EXERCISE AIM: Write the entries out again. Every character must match.

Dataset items

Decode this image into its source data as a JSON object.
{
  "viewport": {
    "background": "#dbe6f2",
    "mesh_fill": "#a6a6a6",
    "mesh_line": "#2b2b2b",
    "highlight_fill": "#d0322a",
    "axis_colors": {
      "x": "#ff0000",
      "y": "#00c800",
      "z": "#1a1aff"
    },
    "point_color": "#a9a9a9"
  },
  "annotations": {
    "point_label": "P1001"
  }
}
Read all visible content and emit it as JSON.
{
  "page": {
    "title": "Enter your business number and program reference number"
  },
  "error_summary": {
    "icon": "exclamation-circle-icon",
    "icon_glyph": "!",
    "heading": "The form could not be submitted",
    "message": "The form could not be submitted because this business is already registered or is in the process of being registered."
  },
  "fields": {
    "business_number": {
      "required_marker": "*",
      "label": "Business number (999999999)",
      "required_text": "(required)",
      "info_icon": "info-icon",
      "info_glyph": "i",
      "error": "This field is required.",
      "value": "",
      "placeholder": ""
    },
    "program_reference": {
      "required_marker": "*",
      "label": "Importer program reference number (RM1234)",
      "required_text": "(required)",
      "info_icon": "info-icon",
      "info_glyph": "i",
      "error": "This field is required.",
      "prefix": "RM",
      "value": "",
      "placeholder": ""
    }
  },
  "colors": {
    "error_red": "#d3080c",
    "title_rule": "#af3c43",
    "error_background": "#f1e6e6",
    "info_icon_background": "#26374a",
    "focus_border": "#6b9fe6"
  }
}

ANSWER SECTION:
Decode this image into its source data as a JSON object.
{
  "viewport": {
    "background": "#dbe6f2",
    "mesh_fill": "#a6a6a6",
    "mesh_line": "#2b2b2b",
    "highlight_fill": "#d0322a",
    "axis_colors": {
      "x": "#ff0000",
      "y": "#00c800",
      "z": "#1a1aff"
    },
    "point_color": "#a9a9a9"
  },
  "annotations": {
    "point_label": "P1001"
  }
}
Read all visible content and emit it as JSON.
{
  "page": {
    "title": "Enter your business number and program reference number"
  },
  "error_summary": {
    "icon": "exclamation-circle-icon",
    "icon_glyph": "!",
    "heading": "The form could not be submitted",
    "message": "The form could not be submitted because this business is already registered or is in the process of being registered."
  },
  "fields": {
    "business_number": {
      "required_marker": "*",
      "label": "Business number (999999999)",
      "required_text": "(required)",
      "info_icon": "info-icon",
      "info_glyph": "i",
      "error": "This field is required.",
      "value": "",
      "placeholder": ""
    },
    "program_reference": {
      "required_marker": "*",
      "label": "Importer program reference number (RM1234)",
      "required_text": "(required)",
      "info_icon": "info-icon",
      "info_glyph": "i",
      "error": "This field is required.",
      "prefix": "RM",
      "value": "",
      "placeholder": ""
    }
  },
  "colors": {
    "error_red": "#d3080c",
    "title_rule": "#af3c43",
    "error_background": "#f1e6e6",
    "info_icon_background": "#26374a",
    "focus_border": "#6b9fe6"
  }
}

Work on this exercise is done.